2007: Do high corporate profits make more difficult to invest?
AUDIENCE MEMBER: My name Takashi Ito (PH) from Japan.
In addition to the global excess liquidity, corporate profits are very high compared to the share of labor. Does that make it extra challenging for you to find investment opportunities? Thank you.
WARREN BUFFETT: Yes, corporate profits in the United States are — except for just a very few years — are record, in terms of GDP.
I’ve been amazed that after being in a range between 4 and 6 percent of GDP, they have jumped upward. And — (coughs) — you would not think this would be sustainable over time.
Excuse me just one second. Charlie, want to talk for a second? (Laughter)
You’ve just heard him on the subject.
But corporate profits, when they get up to 8 percent plus of GDP, you know, that is very high. And so far it has caused no reaction.
One reaction could be higher corporate taxes. You have lots and lots of businesses in this country earning 20 or 25 percent on tangible equity in a world where long-term bond rates are 4 3/4 percent — government bond rates.
That’s extraordinary. If you’d read an economics book 40 years ago and it talked about that kind of a situation persisting, you wouldn’t have found a book like that.
I mean, that does not make sense under pure economic theory, but it’s been occurring for some period of time and, as a matter of fact, it’s gotten more extreme.
Corporate profits continue to rise as a percentage of GDP. That means somebody else’s share of GDP is going down.
And you’re quite correct that the labor component of GDP has actually fallen fairly significantly.
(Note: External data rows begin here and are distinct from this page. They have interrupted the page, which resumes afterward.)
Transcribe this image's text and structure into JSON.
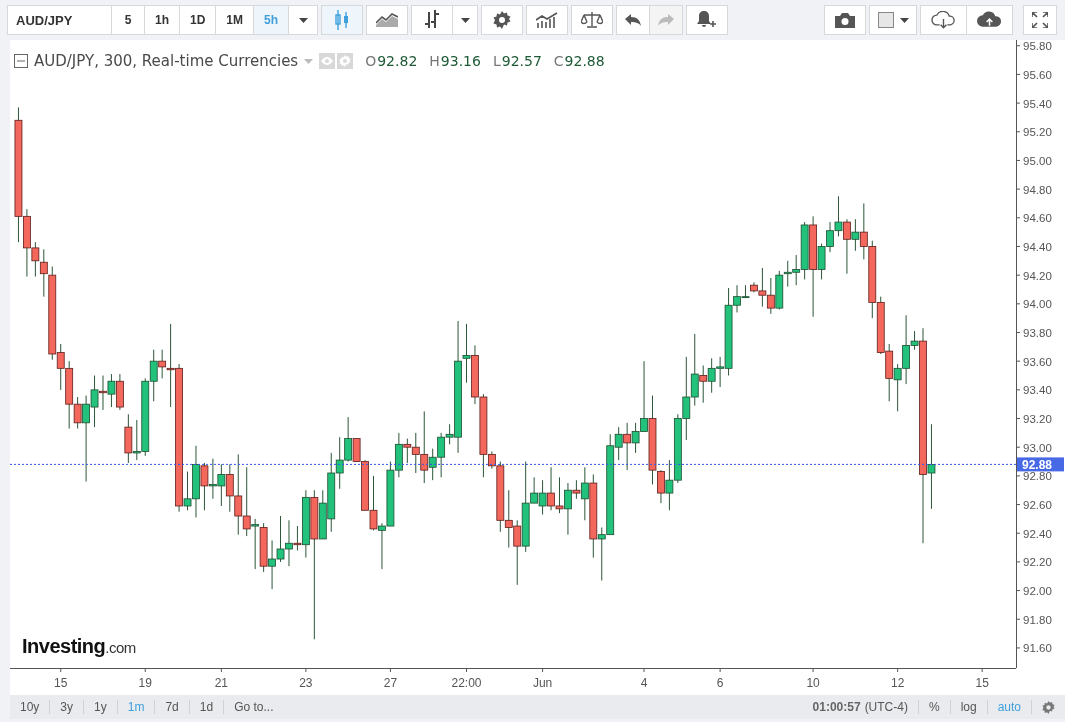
{
  "toolbar": {
    "symbol": "AUD/JPY",
    "intervals": [
      {
        "label": "5",
        "selected": false
      },
      {
        "label": "1h",
        "selected": false
      },
      {
        "label": "1D",
        "selected": false
      },
      {
        "label": "1M",
        "selected": false
      },
      {
        "label": "5h",
        "selected": true
      }
    ],
    "chart_styles": [
      {
        "kind": "candles",
        "selected": true
      },
      {
        "kind": "area",
        "selected": false
      },
      {
        "kind": "bars",
        "selected": false
      }
    ],
    "history": [
      {
        "kind": "undo",
        "disabled": false
      },
      {
        "kind": "redo",
        "disabled": true
      }
    ]
  },
  "legend": {
    "title": "AUD/JPY, 300, Real-time Currencies",
    "values": [
      {
        "label": "O",
        "value": "92.82"
      },
      {
        "label": "H",
        "value": "93.16"
      },
      {
        "label": "L",
        "value": "92.57"
      },
      {
        "label": "C",
        "value": "92.88"
      }
    ]
  },
  "logo": {
    "name": "Investing",
    "suffix": ".com"
  },
  "chart_data": {
    "type": "candlestick",
    "ylim": [
      91.46,
      95.84
    ],
    "categories": [
      null,
      null,
      null,
      null,
      null,
      "15",
      null,
      null,
      null,
      null,
      null,
      null,
      null,
      null,
      null,
      "19",
      null,
      null,
      null,
      null,
      null,
      null,
      null,
      null,
      "21",
      null,
      null,
      null,
      null,
      null,
      null,
      null,
      null,
      null,
      "23",
      null,
      null,
      null,
      null,
      null,
      null,
      null,
      null,
      null,
      "27",
      null,
      null,
      null,
      null,
      null,
      null,
      null,
      null,
      "22:00",
      null,
      null,
      null,
      null,
      null,
      null,
      null,
      null,
      "Jun",
      null,
      null,
      null,
      null,
      null,
      null,
      null,
      null,
      null,
      null,
      null,
      "4",
      null,
      null,
      null,
      null,
      null,
      null,
      null,
      null,
      "6",
      null,
      null,
      null,
      null,
      null,
      null,
      null,
      null,
      null,
      null,
      "10",
      null,
      null,
      null,
      null,
      null,
      null,
      null,
      null,
      null,
      "12",
      null,
      null,
      null,
      null,
      null,
      null,
      null,
      null,
      null,
      "15"
    ],
    "ohlc": [
      [
        95.28,
        95.37,
        94.43,
        94.61
      ],
      [
        94.61,
        94.66,
        94.19,
        94.39
      ],
      [
        94.39,
        94.43,
        94.19,
        94.3
      ],
      [
        94.29,
        94.38,
        94.05,
        94.21
      ],
      [
        94.2,
        94.26,
        93.61,
        93.65
      ],
      [
        93.66,
        93.72,
        93.4,
        93.55
      ],
      [
        93.55,
        93.6,
        93.13,
        93.3
      ],
      [
        93.3,
        93.35,
        93.13,
        93.17
      ],
      [
        93.17,
        93.36,
        92.76,
        93.3
      ],
      [
        93.28,
        93.5,
        93.14,
        93.4
      ],
      [
        93.39,
        93.5,
        93.26,
        93.38
      ],
      [
        93.37,
        93.51,
        93.28,
        93.46
      ],
      [
        93.46,
        93.51,
        93.26,
        93.28
      ],
      [
        93.14,
        93.23,
        92.89,
        92.96
      ],
      [
        92.96,
        93.19,
        92.91,
        92.97
      ],
      [
        92.97,
        93.48,
        92.94,
        93.46
      ],
      [
        93.46,
        93.68,
        93.32,
        93.6
      ],
      [
        93.6,
        93.68,
        93.48,
        93.56
      ],
      [
        93.55,
        93.86,
        93.28,
        93.54
      ],
      [
        93.55,
        93.58,
        92.55,
        92.59
      ],
      [
        92.59,
        92.83,
        92.56,
        92.64
      ],
      [
        92.64,
        93.01,
        92.51,
        92.88
      ],
      [
        92.87,
        92.89,
        92.56,
        92.73
      ],
      [
        92.73,
        92.92,
        92.64,
        92.74
      ],
      [
        92.73,
        92.88,
        92.59,
        92.81
      ],
      [
        92.81,
        92.88,
        92.55,
        92.66
      ],
      [
        92.66,
        92.95,
        92.39,
        92.52
      ],
      [
        92.52,
        92.86,
        92.38,
        92.43
      ],
      [
        92.45,
        92.5,
        92.15,
        92.46
      ],
      [
        92.44,
        92.47,
        92.13,
        92.17
      ],
      [
        92.17,
        92.35,
        92.01,
        92.22
      ],
      [
        92.22,
        92.52,
        92.2,
        92.29
      ],
      [
        92.29,
        92.49,
        92.17,
        92.33
      ],
      [
        92.33,
        92.45,
        92.28,
        92.32
      ],
      [
        92.32,
        92.7,
        92.23,
        92.65
      ],
      [
        92.65,
        92.7,
        91.66,
        92.36
      ],
      [
        92.36,
        92.7,
        92.36,
        92.61
      ],
      [
        92.5,
        92.96,
        92.41,
        92.82
      ],
      [
        92.82,
        93.07,
        92.71,
        92.91
      ],
      [
        92.91,
        93.21,
        92.9,
        93.06
      ],
      [
        93.06,
        93.06,
        92.9,
        92.9
      ],
      [
        92.9,
        92.91,
        92.56,
        92.56
      ],
      [
        92.56,
        92.8,
        92.42,
        92.43
      ],
      [
        92.42,
        92.47,
        92.15,
        92.45
      ],
      [
        92.45,
        92.9,
        92.45,
        92.84
      ],
      [
        92.84,
        93.1,
        92.79,
        93.02
      ],
      [
        93.02,
        93.06,
        92.89,
        93.0
      ],
      [
        93.0,
        93.1,
        92.82,
        92.95
      ],
      [
        92.95,
        93.25,
        92.75,
        92.84
      ],
      [
        92.86,
        92.99,
        92.77,
        92.93
      ],
      [
        92.93,
        93.1,
        92.79,
        93.07
      ],
      [
        93.07,
        93.16,
        93.02,
        93.09
      ],
      [
        93.07,
        93.88,
        92.96,
        93.6
      ],
      [
        93.62,
        93.86,
        93.45,
        93.64
      ],
      [
        93.64,
        93.71,
        93.3,
        93.35
      ],
      [
        93.35,
        93.37,
        92.79,
        92.95
      ],
      [
        92.95,
        92.97,
        92.85,
        92.87
      ],
      [
        92.87,
        92.9,
        92.41,
        92.49
      ],
      [
        92.49,
        92.7,
        92.3,
        92.44
      ],
      [
        92.45,
        92.49,
        92.04,
        92.31
      ],
      [
        92.31,
        92.9,
        92.27,
        92.61
      ],
      [
        92.61,
        92.79,
        92.61,
        92.68
      ],
      [
        92.59,
        92.77,
        92.53,
        92.68
      ],
      [
        92.68,
        92.86,
        92.56,
        92.59
      ],
      [
        92.59,
        92.79,
        92.54,
        92.57
      ],
      [
        92.57,
        92.75,
        92.39,
        92.7
      ],
      [
        92.7,
        92.77,
        92.64,
        92.68
      ],
      [
        92.64,
        92.86,
        92.49,
        92.75
      ],
      [
        92.75,
        92.81,
        92.23,
        92.36
      ],
      [
        92.36,
        92.44,
        92.07,
        92.39
      ],
      [
        92.39,
        93.09,
        92.39,
        93.01
      ],
      [
        93.0,
        93.14,
        92.91,
        93.09
      ],
      [
        93.09,
        93.17,
        92.84,
        93.03
      ],
      [
        93.03,
        93.17,
        92.96,
        93.11
      ],
      [
        93.11,
        93.6,
        93.11,
        93.2
      ],
      [
        93.2,
        93.36,
        92.74,
        92.84
      ],
      [
        92.83,
        92.84,
        92.61,
        92.68
      ],
      [
        92.68,
        92.91,
        92.56,
        92.77
      ],
      [
        92.77,
        93.23,
        92.75,
        93.2
      ],
      [
        93.2,
        93.63,
        93.05,
        93.35
      ],
      [
        93.35,
        93.79,
        93.29,
        93.51
      ],
      [
        93.5,
        93.57,
        93.31,
        93.46
      ],
      [
        93.46,
        93.62,
        93.38,
        93.55
      ],
      [
        93.55,
        93.63,
        93.42,
        93.56
      ],
      [
        93.55,
        94.11,
        93.5,
        93.99
      ],
      [
        93.99,
        94.13,
        93.94,
        94.05
      ],
      [
        94.05,
        94.13,
        94.04,
        94.05
      ],
      [
        94.13,
        94.15,
        94.08,
        94.09
      ],
      [
        94.09,
        94.25,
        93.98,
        94.06
      ],
      [
        94.06,
        94.18,
        93.93,
        93.97
      ],
      [
        93.97,
        94.23,
        93.96,
        94.2
      ],
      [
        94.21,
        94.3,
        94.12,
        94.22
      ],
      [
        94.22,
        94.34,
        94.13,
        94.24
      ],
      [
        94.24,
        94.57,
        94.17,
        94.55
      ],
      [
        94.55,
        94.61,
        93.91,
        94.24
      ],
      [
        94.24,
        94.42,
        94.17,
        94.4
      ],
      [
        94.4,
        94.57,
        94.36,
        94.51
      ],
      [
        94.51,
        94.75,
        94.47,
        94.57
      ],
      [
        94.57,
        94.59,
        94.21,
        94.45
      ],
      [
        94.45,
        94.59,
        94.37,
        94.5
      ],
      [
        94.5,
        94.7,
        94.31,
        94.4
      ],
      [
        94.4,
        94.44,
        93.9,
        94.01
      ],
      [
        94.01,
        94.05,
        93.65,
        93.66
      ],
      [
        93.67,
        93.72,
        93.32,
        93.48
      ],
      [
        93.47,
        93.58,
        93.25,
        93.55
      ],
      [
        93.55,
        93.92,
        93.44,
        93.71
      ],
      [
        93.71,
        93.81,
        93.68,
        93.74
      ],
      [
        93.74,
        93.83,
        92.33,
        92.81
      ],
      [
        92.82,
        93.16,
        92.57,
        92.88
      ],
      null,
      null,
      null,
      null,
      null,
      null
    ],
    "yticks": [
      {
        "value": 95.8,
        "label": "95.80"
      },
      {
        "value": 95.6,
        "label": "95.60"
      },
      {
        "value": 95.4,
        "label": "95.40"
      },
      {
        "value": 95.2,
        "label": "95.20"
      },
      {
        "value": 95.0,
        "label": "95.00"
      },
      {
        "value": 94.8,
        "label": "94.80"
      },
      {
        "value": 94.6,
        "label": "94.60"
      },
      {
        "value": 94.4,
        "label": "94.40"
      },
      {
        "value": 94.2,
        "label": "94.20"
      },
      {
        "value": 94.0,
        "label": "94.00"
      },
      {
        "value": 93.8,
        "label": "93.80"
      },
      {
        "value": 93.6,
        "label": "93.60"
      },
      {
        "value": 93.4,
        "label": "93.40"
      },
      {
        "value": 93.2,
        "label": "93.20"
      },
      {
        "value": 93.0,
        "label": "93.00"
      },
      {
        "value": 92.8,
        "label": "92.80"
      },
      {
        "value": 92.6,
        "label": "92.60"
      },
      {
        "value": 92.4,
        "label": "92.40"
      },
      {
        "value": 92.2,
        "label": "92.20"
      },
      {
        "value": 92.0,
        "label": "92.00"
      },
      {
        "value": 91.8,
        "label": "91.80"
      },
      {
        "value": 91.6,
        "label": "91.60"
      }
    ],
    "ref_lines": [
      {
        "axis": "y",
        "value": 92.88,
        "label": "92.88"
      }
    ]
  },
  "bottom_bar": {
    "ranges": [
      {
        "label": "10y",
        "selected": false
      },
      {
        "label": "3y",
        "selected": false
      },
      {
        "label": "1y",
        "selected": false
      },
      {
        "label": "1m",
        "selected": true
      },
      {
        "label": "7d",
        "selected": false
      },
      {
        "label": "1d",
        "selected": false
      }
    ],
    "goto": "Go to...",
    "time": "01:00:57",
    "timezone": "(UTC-4)",
    "toggles": [
      {
        "label": "%",
        "on": false
      },
      {
        "label": "log",
        "on": false
      },
      {
        "label": "auto",
        "on": true
      }
    ]
  }
}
Whether that becomes a political issue — maybe in the next campaign — whether it becomes something that Congress does something about — Congress has the power to change that ratio very quickly.
Corporate tax rates not that long ago were 52 percent and now they’re 35 percent and a whole lot of companies get by with paying 20 percent or less.
So I would say that, at the moment, corporate America is kind of living in the best of all worlds, and history has shown that those conditions don’t persist indefinitely.
What brings it to an end, when it happens, I don’t know. But I would not expect corporate profits to be eight-and-a-fraction percent of GDP, on average, in the future.
CHARLIE MUNGER: Yeah. Of course, a lot of the profits are not in the manufacturing sector or the retailing sector, either. A lot of them are in this financial sector.
And so we’ve had a huge flow of profit to banks and investment banks and investment management groups of all kinds, including various kinds of private equity.
And that has, I think, no precedent. I don’t think it’s ever been as extreme as it is now. Do you agree with that?
WARREN BUFFETT: Yeah. And Charlie and I would have said 20 years ago — and we’ve done things in banking from time to time, including owning a bank.
But if you had said to us, in a world of 4 3/4 percent long-term governments, will one major bank after another be earning more than 20 percent on tangible equity, dealing in what is basically a commodity — money — we would have said that that condition just wouldn’t persist.
Now, part of that is because the banks are geared up more. So if you earn 1 1/2 percent on deposits, you know, and you have — or 1 1/2 percent on assets — and you have assets of 15 times equity, you’re going to be earning 22 1/2 percent on equity. And by gearing up more, it does improve the return on equity.
But you still would think that would be self-neutralizing. You’d think that after one guy did it, another guy would do it, and then instead of earning 1 1/2 percent on assets, you’d earn, you know, 9/10 of a percent or 1 percent on assets, but it hasn’t happened. It’s gone on for a long time.
And, you know, we are living — I’d have to look at a chart on it, but there may have been a year or two post-World War II, but I don’t think that — I would bet there haven’t been more than two or three years in the last 75 when corporate profits, as a percentage of GDP, have been this high.
CHARLIE MUNGER: Some of this has come from consumer credit, which I think has been pushed to extremes that we’ve never before seen in the history of this country.
Some other countries that pushed consumer credit very hard had enormous collapses. Korea had one, for instance, that caused chaos for, what, two or three years? Maybe longer. So I don’t think this is a time to just swing for the fences.
WARREN BUFFETT: And the chaos in 1997 and 1998 when the IMF stepped in, I mean, it was bad in Korea for a while.
It produced some of the most ridiculously low stock prices that I’ve ever seen in my life.
In fact, I mean, you could go back to 1932 in this country and you wouldn’t have seen things any cheaper. And in the meantime, the companies rebuilt their balance sheets and their earning power.
So things do turn around in financial markets. You will — if you’re young enough, you will see everything and then some.
I mention in the annual report, in looking for an investment manager to succeed me, that we care enormously about finding somebody who’s not cognizant of everything risky that’s already happened, but that also can envision things that have not yet been experienced.
That’s our job in the insurance business, and it’s our job in the investment business.
And there are a lot of people that just don’t seem to — they’re not — they’re very smart, but they just — they’re just not wired to think about troubles that they haven’t actually witnessed before.
But, you know, that’s the problem Noah had. You know, the first 40 days, it was tough sledding for Noah, but he got revenge eventually.